Instrumental music performed on the organ or other instruments can provide suitable accompaniment during certain parts of the service including the processional and the recessional, as well as during the preparation of the gifts* and before or after the communion song.* In most cases, pieces written specifically for the instrument to be used will sound the best. However, if instrumental transcriptions of vocal pieces are used, the criteria for choosing supplementary songs should be applied.
Using ‘Popular’ Music
The use of popular love songs at weddings presents many challenging questions. Some couples request using songs they heard on the radio or television in their wedding ceremony. Couples must be challenged to honestly answer the question: “Will this music help us and the rest of the assembly to lift up our hearts in prayer?”
Each and every text considered for the wedding should be identifiable as prayer. If it cannot, then it is out of place in a liturgical context. Thus, a song which highlights the Christian dimension of human love must always get priority; the litmus test is straight forward:
- A song which speaks directly of the divine / religious dimension of love is most suitable at a Christian marriage;
- A song which negates either explicitly or implicitly the divine / religious dimension of love is unsuitable at a Christian marriage.
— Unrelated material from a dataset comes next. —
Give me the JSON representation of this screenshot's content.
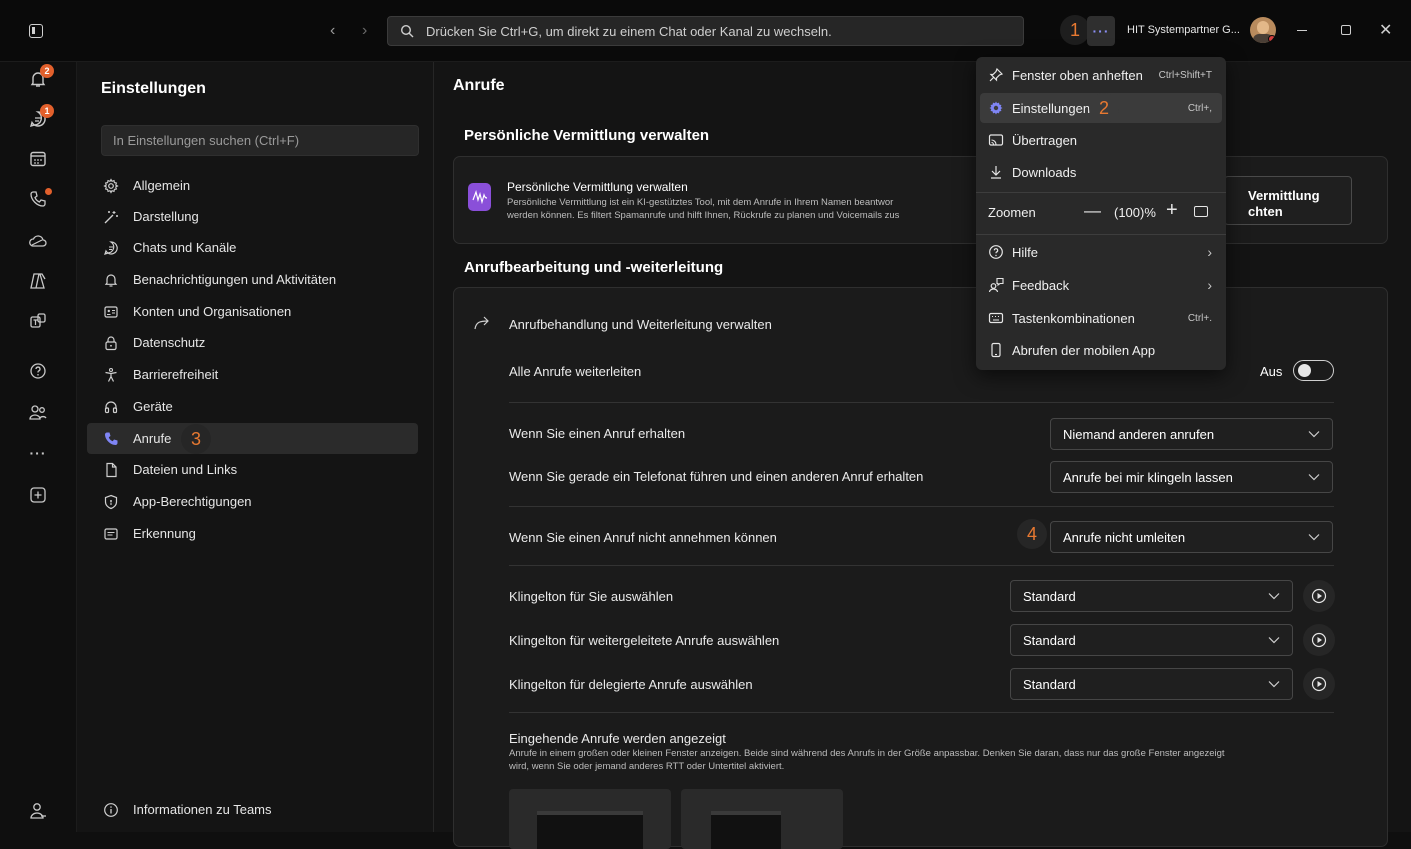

The priest with input from the parish musician should discuss the text and musical context of pieces under consideration by the wedding party. Quite often, the priest most effectively helps a couple evaluate whether the text of the songs they are considering reflect the faith they wish to express.
It is unfair for the priest to tell the bride and groom, “This is all right with me, but you should discuss it with the organist/music director.” It is unfair for the pastor to tell the musician, “The wedding is the bride’s day; let her have what she wants.”
Rather, the priest should offer guidance and ask the couple, “Can you pray these words? Will the community that will gather around you on your wedding day understand the sacred meaning of the reason for your wedding?” These questions will focus planning of the liturgy on the sacrament(s) taking place.